Butter, once called a dietary villain, has been freed from these comments by recent studies in nutrition journals. Moderate consumption of butter, especially from grass-fed sources, may not be as harmful as previously thought. It provides essential fatty acids and fat-soluble vitamins, making it a flavorful addition to your diet.
A study from the Journal “Animals” says: “Butter is the oldest animal fat known to man and occupies an important place among the fat products on the market. Butter is a product with high nutritional value and health-promoting properties, as well as great flavor and aroma values.”
5. Fruits and Vegetables – Nature’s Medicine Cabinet

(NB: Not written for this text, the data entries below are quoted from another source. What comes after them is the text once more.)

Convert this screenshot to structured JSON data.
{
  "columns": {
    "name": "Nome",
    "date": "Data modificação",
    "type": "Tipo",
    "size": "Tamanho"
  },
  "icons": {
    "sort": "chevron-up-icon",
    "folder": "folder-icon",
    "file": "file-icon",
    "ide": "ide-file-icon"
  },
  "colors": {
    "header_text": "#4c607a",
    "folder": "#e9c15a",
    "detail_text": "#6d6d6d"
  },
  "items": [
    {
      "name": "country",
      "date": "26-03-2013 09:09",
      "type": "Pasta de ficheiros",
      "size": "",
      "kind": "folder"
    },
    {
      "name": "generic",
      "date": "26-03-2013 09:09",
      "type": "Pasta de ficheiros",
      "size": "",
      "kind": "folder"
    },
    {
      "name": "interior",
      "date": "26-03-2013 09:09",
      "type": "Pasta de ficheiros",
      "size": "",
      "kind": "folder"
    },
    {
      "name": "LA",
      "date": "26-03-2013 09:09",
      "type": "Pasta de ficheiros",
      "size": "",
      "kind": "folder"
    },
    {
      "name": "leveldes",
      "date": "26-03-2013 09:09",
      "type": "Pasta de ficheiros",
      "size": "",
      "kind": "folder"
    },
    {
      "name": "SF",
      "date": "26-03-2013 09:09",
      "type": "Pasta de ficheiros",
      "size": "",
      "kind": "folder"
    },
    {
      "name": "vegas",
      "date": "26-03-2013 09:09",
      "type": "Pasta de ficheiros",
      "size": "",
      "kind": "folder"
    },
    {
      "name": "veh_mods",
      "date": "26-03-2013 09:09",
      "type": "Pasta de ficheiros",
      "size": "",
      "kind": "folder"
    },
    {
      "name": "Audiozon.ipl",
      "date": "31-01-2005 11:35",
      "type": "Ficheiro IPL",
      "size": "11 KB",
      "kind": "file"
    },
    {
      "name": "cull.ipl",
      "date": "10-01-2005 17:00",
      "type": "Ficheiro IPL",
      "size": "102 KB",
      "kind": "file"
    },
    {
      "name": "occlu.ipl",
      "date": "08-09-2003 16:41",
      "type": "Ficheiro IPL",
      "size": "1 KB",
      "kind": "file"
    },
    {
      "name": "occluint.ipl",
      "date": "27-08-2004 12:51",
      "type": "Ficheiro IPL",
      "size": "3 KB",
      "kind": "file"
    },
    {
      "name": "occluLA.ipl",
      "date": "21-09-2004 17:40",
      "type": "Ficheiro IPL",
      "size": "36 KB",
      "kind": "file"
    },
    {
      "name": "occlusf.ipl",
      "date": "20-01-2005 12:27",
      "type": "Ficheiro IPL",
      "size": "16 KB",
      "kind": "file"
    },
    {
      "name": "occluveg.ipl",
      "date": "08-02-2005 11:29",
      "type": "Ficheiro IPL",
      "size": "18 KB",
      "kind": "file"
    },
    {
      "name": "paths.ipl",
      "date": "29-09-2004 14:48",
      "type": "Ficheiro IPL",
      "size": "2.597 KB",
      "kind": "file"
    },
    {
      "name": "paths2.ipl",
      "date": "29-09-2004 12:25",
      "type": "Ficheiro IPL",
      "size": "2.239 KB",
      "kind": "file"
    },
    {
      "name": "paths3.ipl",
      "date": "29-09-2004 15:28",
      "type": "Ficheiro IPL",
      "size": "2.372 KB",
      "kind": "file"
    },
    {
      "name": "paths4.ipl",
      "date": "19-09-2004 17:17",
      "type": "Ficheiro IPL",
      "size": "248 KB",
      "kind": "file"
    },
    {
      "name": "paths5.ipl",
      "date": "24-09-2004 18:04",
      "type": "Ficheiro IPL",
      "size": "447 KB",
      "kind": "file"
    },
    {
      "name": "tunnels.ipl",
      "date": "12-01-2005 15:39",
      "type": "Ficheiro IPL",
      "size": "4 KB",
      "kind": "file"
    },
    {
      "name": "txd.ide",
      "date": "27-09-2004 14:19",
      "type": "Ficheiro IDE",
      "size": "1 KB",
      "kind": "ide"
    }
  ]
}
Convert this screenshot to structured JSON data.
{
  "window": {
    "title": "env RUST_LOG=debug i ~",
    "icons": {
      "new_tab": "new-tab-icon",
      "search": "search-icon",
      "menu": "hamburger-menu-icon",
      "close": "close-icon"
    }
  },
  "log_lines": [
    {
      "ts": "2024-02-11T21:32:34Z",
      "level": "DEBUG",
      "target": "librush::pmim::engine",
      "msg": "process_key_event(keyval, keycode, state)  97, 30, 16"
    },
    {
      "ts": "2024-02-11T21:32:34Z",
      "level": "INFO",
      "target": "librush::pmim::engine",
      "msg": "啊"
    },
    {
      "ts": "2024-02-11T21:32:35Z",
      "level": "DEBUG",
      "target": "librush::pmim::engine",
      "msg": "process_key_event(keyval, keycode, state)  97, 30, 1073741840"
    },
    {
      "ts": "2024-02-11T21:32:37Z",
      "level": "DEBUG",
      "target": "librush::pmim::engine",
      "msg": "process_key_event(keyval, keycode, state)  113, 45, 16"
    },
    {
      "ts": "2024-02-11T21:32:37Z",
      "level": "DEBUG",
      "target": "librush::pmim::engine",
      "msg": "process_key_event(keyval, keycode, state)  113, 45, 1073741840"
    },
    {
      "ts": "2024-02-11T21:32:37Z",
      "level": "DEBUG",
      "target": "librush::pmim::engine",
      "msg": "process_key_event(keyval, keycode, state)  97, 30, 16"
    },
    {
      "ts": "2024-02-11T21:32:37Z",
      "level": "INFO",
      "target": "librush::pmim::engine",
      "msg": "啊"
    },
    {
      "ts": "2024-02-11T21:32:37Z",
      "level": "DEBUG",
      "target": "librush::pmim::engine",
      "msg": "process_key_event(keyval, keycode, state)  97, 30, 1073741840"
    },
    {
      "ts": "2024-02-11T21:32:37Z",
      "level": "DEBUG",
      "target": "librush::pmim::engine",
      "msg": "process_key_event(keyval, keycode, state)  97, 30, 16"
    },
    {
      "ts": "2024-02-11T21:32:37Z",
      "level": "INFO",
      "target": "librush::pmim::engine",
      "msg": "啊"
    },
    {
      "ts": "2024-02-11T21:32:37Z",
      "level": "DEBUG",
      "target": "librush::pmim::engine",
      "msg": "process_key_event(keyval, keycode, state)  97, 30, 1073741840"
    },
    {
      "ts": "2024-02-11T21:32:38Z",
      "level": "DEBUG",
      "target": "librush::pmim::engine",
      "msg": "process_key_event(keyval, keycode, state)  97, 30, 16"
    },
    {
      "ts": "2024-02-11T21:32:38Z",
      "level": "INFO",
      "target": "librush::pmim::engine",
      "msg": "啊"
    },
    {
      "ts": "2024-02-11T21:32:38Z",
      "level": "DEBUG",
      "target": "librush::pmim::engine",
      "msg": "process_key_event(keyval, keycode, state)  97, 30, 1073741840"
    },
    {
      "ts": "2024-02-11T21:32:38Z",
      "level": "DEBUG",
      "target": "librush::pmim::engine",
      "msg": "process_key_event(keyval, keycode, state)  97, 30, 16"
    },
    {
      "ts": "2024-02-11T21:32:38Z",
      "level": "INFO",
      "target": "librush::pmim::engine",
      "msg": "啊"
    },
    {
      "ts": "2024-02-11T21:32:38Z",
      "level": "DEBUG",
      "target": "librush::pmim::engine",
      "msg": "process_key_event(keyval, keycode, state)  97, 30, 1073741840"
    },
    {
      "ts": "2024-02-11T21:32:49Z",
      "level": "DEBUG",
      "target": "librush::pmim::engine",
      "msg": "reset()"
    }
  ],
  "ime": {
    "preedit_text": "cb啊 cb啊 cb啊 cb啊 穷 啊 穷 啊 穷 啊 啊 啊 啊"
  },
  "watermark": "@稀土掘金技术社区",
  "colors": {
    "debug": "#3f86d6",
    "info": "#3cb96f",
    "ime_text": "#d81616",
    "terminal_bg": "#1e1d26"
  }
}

Fruits and vegetables are nutritional powerhouses. Studies published in the Journal of the American College of Nutrition and the Journal of Nutrition support their role in preventing diseases like heart disease, cancer, and diabetes. The nutrition facts show that they are rich in vitamins, minerals, fiber, and antioxidants, making them essential for overall health.
Aim to eat vegetables and fruits that cover all the colors of the rainbow and have a good variety of them. It’s the color pigments in these foods that provide their health benefits, so the brighter the better.
6. Protein and Bone Health – Building A Strong Foundation
The myth that protein destroys our bones and leads to osteoporosis is not one of the proven nutrition facts. Research in the American Journal of Clinical Nutrition suggests that protein is essential for maintaining bone health. Adequate protein intake, along with sufficient calcium and vitamin D, can actually reduce the risk of osteoporosis. So, embrace meats, dairy, and plant-based protein sources for strong bones. And include fruits and vegetables in your diet to combine the protein with these balancing foods.
7. Sunshine and Vitamin D – A Natural Solution
Satisfying a vitamin D deficiency is as simple as taking a walk in the sun. Research published in the Journal of Investigative Medicine highlights the role of sunlight in the synthesis of vitamin D in our skin. Just 15 to 20 minutes of sunlight exposure a few times a week can help you meet your vitamin D needs naturally. If sunlight exposure is limited, supplements might be needed. Vitamin D is a factor in bone strength, sleep and insomnia, immune function, and preventing diabetes.
8. Calcium vs. Magnesium – A Dynamic Duo for Strong Teeth and Bones
Both calcium and magnesium are essential for dental and bone health. Research in the Journal of the American College of Nutrition suggests that maintaining the right balance between these minerals is vital. A recommended ratio is around 2:1 calcium to magnesium (twice as much calcium as magnesium). This duo supports bone density and overall well-being. Vitamin D also plays a role in bone strength.
In closing, the best nutritional advice is to enjoy whole, unprocessed single foods and if a certain food disagrees or agrees with you, follow your intuition.